Sudanese warplanes have launched an attack on a major South Sudanese town, bombing the capital of the oil-producing Unity border state, according to South Sudan officials.
Bombs were dropped at dawn on Thursday, targeting a strategic bridge on the Rubkhona airstrip just outside Beintu town close to a UN compound, which lies about 60 kilometres from the frontier as clashes between the recently separated nations continued for a third day.
The air raids came after South Sudanese troops captured the oil-rich border town of Heglig which is internationally recognised as part of Sudan, according a Sudanese government minister.
The military advance by South Sudan and Sudanese air raids brought condemnation from the United Nations Security Council as UN Secretary-General Ban Ki-moon called on both sides to withdraw from the other side’s territory and said he was “alarmed by the escalation in fighting”.
Al Jazeera’a Nazanine Moshiri who is reporting from Juba says both sides are sticking to their positions.
“All of this will add to the already tense situation in the Unity state,” said our correspondent.
Sudan’s ambassador to the United Nations, Daffa-Alla Elhag Ali Osman, said he had filed a complaint to the Security Council condemning the “heinous attack” on Heglig.
“We will decide to retaliate, and retaliate severely, deep inside South Sudan if the Security Council doesn’t address the situation”, Ali Osman told reporters.
A statement on Khartoum’s official SUNA news agency warned of “destruction” in South Sudan.
Focal point of fighting
Heglig lies along the disputed border between the two African nations and has been the focal point of nearly two weeks of clashes between their armies, which have prompted the collapse of African Union-mediated talks.
The region is home to oil fields that account for about half of Sudan’s oil production, a critical source of income for the country’s flagging economy.
The two rivals fought a civil war that lasted decades, and never reached a deal to share the region’s oil resources or delineate their exact border during negotiations which led to South Sudan’s cessation last year.
A 2009 ruling by the Permanent Court of Arbitration in the Hague placed Heglig in Sudan’s Southern Kordofan region. But South Sudan has disputed the ruling, asserting that the region is in South Sudan’s Unity State.
South Sudan’s army said it moved into Heglig on Tuesday after repelling an attack launched by Sudanese Armed Forces against a position near the border town of Teshwin.
Sudan President Omar al-Bashir was scheduled to visit South Sudan for a summit April 3, but the talks were scrapped in the wake of the clashes.
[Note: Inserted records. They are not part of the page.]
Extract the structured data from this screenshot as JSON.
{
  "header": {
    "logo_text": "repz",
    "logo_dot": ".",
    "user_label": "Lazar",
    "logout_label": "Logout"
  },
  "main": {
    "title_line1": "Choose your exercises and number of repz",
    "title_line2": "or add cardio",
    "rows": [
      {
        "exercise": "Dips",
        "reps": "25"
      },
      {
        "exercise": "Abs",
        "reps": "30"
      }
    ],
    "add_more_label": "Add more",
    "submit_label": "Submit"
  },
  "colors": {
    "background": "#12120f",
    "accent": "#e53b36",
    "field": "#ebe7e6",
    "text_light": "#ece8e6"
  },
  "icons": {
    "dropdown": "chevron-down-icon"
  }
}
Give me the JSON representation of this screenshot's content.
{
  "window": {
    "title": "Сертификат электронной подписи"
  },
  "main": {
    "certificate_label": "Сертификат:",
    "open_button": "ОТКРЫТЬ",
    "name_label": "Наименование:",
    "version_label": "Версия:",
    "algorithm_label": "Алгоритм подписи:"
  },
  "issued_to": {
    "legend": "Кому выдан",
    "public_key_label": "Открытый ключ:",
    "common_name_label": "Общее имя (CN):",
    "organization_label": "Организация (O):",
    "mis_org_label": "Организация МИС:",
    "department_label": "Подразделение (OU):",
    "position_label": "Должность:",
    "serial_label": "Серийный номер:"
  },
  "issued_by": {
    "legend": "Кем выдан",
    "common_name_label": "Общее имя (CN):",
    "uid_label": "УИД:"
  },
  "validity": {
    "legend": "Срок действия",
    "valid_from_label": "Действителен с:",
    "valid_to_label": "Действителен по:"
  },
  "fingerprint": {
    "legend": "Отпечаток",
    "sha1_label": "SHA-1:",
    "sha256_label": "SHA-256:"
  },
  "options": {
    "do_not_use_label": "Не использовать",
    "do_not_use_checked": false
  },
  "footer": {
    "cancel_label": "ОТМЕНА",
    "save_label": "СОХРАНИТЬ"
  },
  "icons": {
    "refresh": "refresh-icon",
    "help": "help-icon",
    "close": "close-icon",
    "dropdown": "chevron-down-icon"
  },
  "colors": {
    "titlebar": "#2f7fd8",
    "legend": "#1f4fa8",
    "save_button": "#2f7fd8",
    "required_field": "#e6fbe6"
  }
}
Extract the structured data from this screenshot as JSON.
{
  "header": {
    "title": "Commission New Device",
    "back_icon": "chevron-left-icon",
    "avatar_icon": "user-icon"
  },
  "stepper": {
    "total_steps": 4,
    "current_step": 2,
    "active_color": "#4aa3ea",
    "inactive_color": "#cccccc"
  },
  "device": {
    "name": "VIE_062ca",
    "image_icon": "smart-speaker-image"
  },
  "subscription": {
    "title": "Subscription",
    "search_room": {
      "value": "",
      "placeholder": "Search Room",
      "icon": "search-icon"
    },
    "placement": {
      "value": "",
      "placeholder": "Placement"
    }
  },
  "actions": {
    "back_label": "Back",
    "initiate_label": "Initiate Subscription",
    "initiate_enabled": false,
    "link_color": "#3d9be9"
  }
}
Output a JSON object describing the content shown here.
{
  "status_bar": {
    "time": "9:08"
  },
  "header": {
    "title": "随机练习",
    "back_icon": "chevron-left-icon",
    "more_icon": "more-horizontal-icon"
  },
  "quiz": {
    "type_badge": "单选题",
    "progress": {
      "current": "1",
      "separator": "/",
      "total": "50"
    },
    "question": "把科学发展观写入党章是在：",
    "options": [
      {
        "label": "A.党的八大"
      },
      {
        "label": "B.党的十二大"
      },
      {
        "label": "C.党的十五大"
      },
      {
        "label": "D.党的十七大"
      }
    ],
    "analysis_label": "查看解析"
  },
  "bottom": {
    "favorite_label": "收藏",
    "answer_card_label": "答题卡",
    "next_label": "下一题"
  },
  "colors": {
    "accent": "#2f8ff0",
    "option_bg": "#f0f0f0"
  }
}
President Barack Obama earlier this month called South Sudan President Salva Kiir to ensure that South Sudan’s military exercised maximum restraint and was not involved in or supporting fighting along the border.
In a statement, the African Union called upon both countries to resolve all outstanding issues “in a peaceful way in accordance with the overriding principle of establishing two viable states in Sudan and South Sudan”.